24 Nov Tiscali gets ready to enter the FiberCop tangle | Light Reading
Building on an MoU between Tiscali and Telecom Italia (TIM) in August, which saw Tiscali agree to commercial participation in the FiberCop co-investment project (FiberCop owns TIM’s fiber and copper last-mile network), the two companies have announced the signing of “executory contracts.”
In line with the FiberCop development plan, Tiscali said it will activate new customers on the newly established network. When this might happen was not made clear.
A series of operating and commercial agreements have also been signed with immediate effect to govern the phases of the project, the first of which concerns “streamlining” the Tiscali network (something which Tiscali alluded to in the August MoU).
The idea behind FiberCop is that it will allow TIM, Fastweb and other operators to co-invest, so completing fiber coverage plans in “black” and “grey” areas of the country and speeding up the adoption of ultra-broadband services.
The operation, said TIM, is expected to close during the first quarter of 2021.
More twists and turns than a bowl of spaghetti
Whether or not Tiscali will take a stake in FiberCop remains unclear (assuming FiberCop gets regulatory lift-off).
As it stands, TIM will hold a 58% stake in FiberCop, following approval by TIM’s board of directors to sell a 37.5% stake in the new entity to US private equity group KKR for 1.8 billion. Assurances that it will have a majority shareholding and some control over FiberCop were necessary to secure TIM’s involvement.
Fastweb, an Italian broadband operator, will also hold a 4.5% stake in the new company after FlashFiber, a joint venture between Telecom Italia and Fastweb, is incorporated into FiberCop.
Plans are also afoot to merge FiberCop with wholesale provider Open Fiber, which is jointly run by state-controlled utility Enel and state lender Cassa Depositi e Prestiti (CDP), to form AccessCo.
Under the terms of the agreement, TIM will own at least 50.1% of AccessCo, which will incorporate its secondary and primary networks as well as Open Fiber.
The primary aim of this somewhat complicated meshing together of Italian networks is to speed up the deployment of FTTH infrastructure across Italy and offer passive access services of the secondary copper and fiber networks to all operators.

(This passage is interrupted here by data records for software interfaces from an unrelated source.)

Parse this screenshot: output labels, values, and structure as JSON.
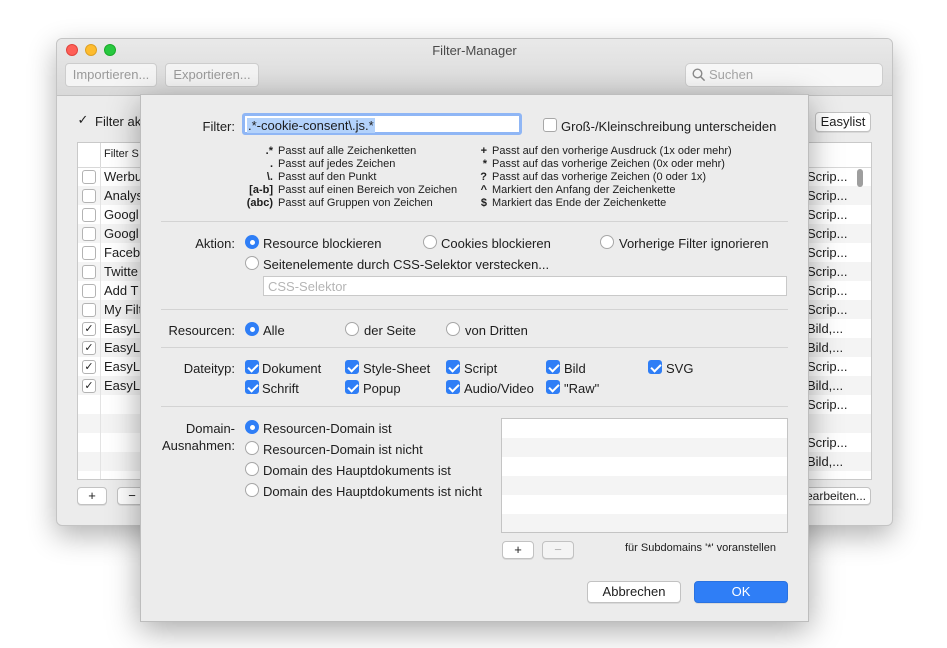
{
  "window": {
    "title": "Filter-Manager",
    "import_label": "Importieren...",
    "export_label": "Exportieren...",
    "search_placeholder": "Suchen",
    "filter_active_label": "Filter ak",
    "easylist_label": "Easylist",
    "column_header": "Filter S",
    "edit_label": "earbeiten...",
    "add_label": "+",
    "remove_label": "−",
    "rows": [
      {
        "name": "Werbu",
        "type": "Scrip...",
        "checked": false
      },
      {
        "name": "Analys",
        "type": "Scrip...",
        "checked": false
      },
      {
        "name": "Googl",
        "type": "Scrip...",
        "checked": false
      },
      {
        "name": "Googl",
        "type": "Scrip...",
        "checked": false
      },
      {
        "name": "Faceb",
        "type": "Scrip...",
        "checked": false
      },
      {
        "name": "Twitte",
        "type": "Scrip...",
        "checked": false
      },
      {
        "name": "Add T",
        "type": "Scrip...",
        "checked": false
      },
      {
        "name": "My Filt",
        "type": "Scrip...",
        "checked": false
      },
      {
        "name": "EasyLi",
        "type": "Bild,...",
        "checked": true
      },
      {
        "name": "EasyLi",
        "type": "Bild,...",
        "checked": true
      },
      {
        "name": "EasyLi",
        "type": "Scrip...",
        "checked": true
      },
      {
        "name": "EasyLi",
        "type": "Bild,...",
        "checked": true
      },
      {
        "name": "",
        "type": "Scrip...",
        "checked": null
      },
      {
        "name": "",
        "type": "",
        "checked": null
      },
      {
        "name": "",
        "type": "Scrip...",
        "checked": null
      },
      {
        "name": "",
        "type": "Bild,...",
        "checked": null
      }
    ]
  },
  "dialog": {
    "filter_label": "Filter:",
    "filter_value": ".*-cookie-consent\\.js.*",
    "case_label": "Groß-/Kleinschreibung unterscheiden",
    "help_left": [
      {
        "sym": ".*",
        "text": "Passt auf alle Zeichenketten"
      },
      {
        "sym": ".",
        "text": "Passt auf jedes Zeichen"
      },
      {
        "sym": "\\.",
        "text": "Passt auf den Punkt"
      },
      {
        "sym": "[a-b]",
        "text": "Passt auf einen Bereich von Zeichen"
      },
      {
        "sym": "(abc)",
        "text": "Passt auf Gruppen von Zeichen"
      }
    ],
    "help_right": [
      {
        "sym": "+",
        "text": "Passt auf den vorherige Ausdruck (1x oder mehr)"
      },
      {
        "sym": "*",
        "text": "Passt auf das vorherige Zeichen (0x oder mehr)"
      },
      {
        "sym": "?",
        "text": "Passt auf das vorherige Zeichen (0 oder 1x)"
      },
      {
        "sym": "^",
        "text": "Markiert den Anfang der Zeichenkette"
      },
      {
        "sym": "$",
        "text": "Markiert das Ende der Zeichenkette"
      }
    ],
    "action_label": "Aktion:",
    "actions": [
      "Resource blockieren",
      "Cookies blockieren",
      "Vorherige Filter ignorieren",
      "Seitenelemente durch CSS-Selektor verstecken..."
    ],
    "css_placeholder": "CSS-Selektor",
    "resources_label": "Resourcen:",
    "resources": [
      "Alle",
      "der Seite",
      "von Dritten"
    ],
    "filetype_label": "Dateityp:",
    "filetypes": [
      "Dokument",
      "Style-Sheet",
      "Script",
      "Bild",
      "SVG",
      "Schrift",
      "Popup",
      "Audio/Video",
      "\"Raw\""
    ],
    "domain_label_1": "Domain-",
    "domain_label_2": "Ausnahmen:",
    "domain_options": [
      "Resourcen-Domain ist",
      "Resourcen-Domain ist nicht",
      "Domain des Hauptdokuments ist",
      "Domain des Hauptdokuments ist nicht"
    ],
    "subdomain_hint": "für Subdomains '*' voranstellen",
    "add_label": "+",
    "remove_label": "−",
    "cancel_label": "Abbrechen",
    "ok_label": "OK"
  },
  "colors": {
    "accent": "#2f7ef6",
    "close": "#fe5f57",
    "minimize": "#febc2e",
    "zoom": "#28c840"
  }
}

The current objective is to cover 56% of all properties with a FTTH network by 2025, avoiding the duplication of existing efforts by FlashFiber and Open Fiber.
Ken Wieland, contributing editor, special to Light Reading